» WHAT IS NEEDED
Show all lines from the data that include the word "Floor".

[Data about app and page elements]
----------
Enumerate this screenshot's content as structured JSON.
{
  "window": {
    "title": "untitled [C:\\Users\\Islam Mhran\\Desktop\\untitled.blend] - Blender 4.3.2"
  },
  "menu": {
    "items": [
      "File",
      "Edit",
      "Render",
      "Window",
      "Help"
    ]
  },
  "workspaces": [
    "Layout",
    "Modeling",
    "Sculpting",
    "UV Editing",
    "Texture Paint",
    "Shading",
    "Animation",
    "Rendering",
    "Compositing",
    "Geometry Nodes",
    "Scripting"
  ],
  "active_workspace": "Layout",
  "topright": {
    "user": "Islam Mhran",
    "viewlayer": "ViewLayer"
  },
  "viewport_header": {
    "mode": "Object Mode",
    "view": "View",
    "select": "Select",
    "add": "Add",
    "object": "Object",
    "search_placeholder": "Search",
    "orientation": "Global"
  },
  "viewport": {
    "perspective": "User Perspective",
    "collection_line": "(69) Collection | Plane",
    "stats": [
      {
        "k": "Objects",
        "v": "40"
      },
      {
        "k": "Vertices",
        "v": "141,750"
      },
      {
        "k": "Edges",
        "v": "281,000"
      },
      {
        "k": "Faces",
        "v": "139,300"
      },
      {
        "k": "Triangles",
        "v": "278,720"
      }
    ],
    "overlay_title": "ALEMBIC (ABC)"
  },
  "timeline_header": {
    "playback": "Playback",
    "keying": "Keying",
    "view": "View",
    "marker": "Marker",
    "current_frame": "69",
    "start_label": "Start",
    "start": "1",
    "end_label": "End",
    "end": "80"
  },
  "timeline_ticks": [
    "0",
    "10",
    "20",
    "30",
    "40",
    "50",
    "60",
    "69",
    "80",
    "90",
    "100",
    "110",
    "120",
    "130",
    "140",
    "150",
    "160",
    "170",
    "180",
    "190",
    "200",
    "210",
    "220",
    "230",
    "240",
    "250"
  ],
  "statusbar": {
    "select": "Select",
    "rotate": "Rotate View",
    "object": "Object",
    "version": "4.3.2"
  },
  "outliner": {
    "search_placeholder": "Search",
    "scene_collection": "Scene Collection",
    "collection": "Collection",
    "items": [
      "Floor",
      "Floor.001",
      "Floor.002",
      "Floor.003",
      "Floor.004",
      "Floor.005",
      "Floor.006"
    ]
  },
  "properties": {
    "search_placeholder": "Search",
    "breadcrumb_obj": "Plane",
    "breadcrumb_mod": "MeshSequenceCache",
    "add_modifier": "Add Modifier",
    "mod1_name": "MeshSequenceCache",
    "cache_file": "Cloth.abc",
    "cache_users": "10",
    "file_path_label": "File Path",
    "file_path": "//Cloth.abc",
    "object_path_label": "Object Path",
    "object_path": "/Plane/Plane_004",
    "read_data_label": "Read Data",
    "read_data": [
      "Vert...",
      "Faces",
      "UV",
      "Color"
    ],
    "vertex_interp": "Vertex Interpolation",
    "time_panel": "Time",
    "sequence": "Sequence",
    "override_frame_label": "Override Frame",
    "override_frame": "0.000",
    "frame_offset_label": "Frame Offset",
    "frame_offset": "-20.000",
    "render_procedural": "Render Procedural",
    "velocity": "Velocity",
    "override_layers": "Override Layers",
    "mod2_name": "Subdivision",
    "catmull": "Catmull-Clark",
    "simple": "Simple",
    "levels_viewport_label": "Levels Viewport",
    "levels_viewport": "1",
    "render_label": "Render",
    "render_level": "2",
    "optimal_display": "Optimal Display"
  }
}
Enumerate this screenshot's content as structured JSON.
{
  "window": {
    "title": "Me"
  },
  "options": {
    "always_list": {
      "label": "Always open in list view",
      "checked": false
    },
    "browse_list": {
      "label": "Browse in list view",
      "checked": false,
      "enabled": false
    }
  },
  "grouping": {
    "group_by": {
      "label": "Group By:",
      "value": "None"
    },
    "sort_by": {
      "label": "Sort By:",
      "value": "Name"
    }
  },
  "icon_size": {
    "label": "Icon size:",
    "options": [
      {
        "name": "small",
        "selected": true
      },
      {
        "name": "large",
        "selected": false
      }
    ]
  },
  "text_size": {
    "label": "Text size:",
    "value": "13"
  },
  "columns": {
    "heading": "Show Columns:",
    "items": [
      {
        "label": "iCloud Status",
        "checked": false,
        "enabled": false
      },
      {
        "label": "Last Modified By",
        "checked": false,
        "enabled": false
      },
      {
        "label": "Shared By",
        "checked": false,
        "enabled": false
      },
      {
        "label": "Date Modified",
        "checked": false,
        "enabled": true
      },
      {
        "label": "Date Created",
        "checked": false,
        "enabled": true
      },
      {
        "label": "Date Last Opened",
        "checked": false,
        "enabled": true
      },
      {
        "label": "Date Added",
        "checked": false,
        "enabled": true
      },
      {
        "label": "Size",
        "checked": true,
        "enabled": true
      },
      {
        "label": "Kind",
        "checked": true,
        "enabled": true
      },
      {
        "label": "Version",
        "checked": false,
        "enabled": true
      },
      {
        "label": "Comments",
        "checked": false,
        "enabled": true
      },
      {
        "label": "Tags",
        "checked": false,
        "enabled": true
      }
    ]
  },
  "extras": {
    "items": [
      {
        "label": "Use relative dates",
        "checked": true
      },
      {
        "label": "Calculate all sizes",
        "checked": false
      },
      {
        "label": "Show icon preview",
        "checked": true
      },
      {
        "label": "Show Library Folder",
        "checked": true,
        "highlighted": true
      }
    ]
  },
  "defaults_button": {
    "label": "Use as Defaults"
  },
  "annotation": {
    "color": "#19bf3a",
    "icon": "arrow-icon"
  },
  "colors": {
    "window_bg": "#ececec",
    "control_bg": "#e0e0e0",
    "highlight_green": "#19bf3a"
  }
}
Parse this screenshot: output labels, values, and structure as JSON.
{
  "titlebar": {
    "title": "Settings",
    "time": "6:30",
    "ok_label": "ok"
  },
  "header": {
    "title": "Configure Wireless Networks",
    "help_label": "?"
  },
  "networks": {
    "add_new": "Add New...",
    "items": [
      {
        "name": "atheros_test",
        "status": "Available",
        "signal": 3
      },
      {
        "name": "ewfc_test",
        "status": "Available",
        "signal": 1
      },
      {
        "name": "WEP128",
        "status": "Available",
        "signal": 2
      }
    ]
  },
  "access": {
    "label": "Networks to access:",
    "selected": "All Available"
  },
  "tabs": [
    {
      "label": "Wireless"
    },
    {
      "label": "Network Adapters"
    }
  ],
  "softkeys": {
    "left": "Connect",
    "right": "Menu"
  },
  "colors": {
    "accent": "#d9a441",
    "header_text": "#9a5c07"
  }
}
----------
» THE ANSWER
      "Floor",
      "Floor.001",
      "Floor.002",
      "Floor.003",
      "Floor.004",
      "Floor.005",
      "Floor.006"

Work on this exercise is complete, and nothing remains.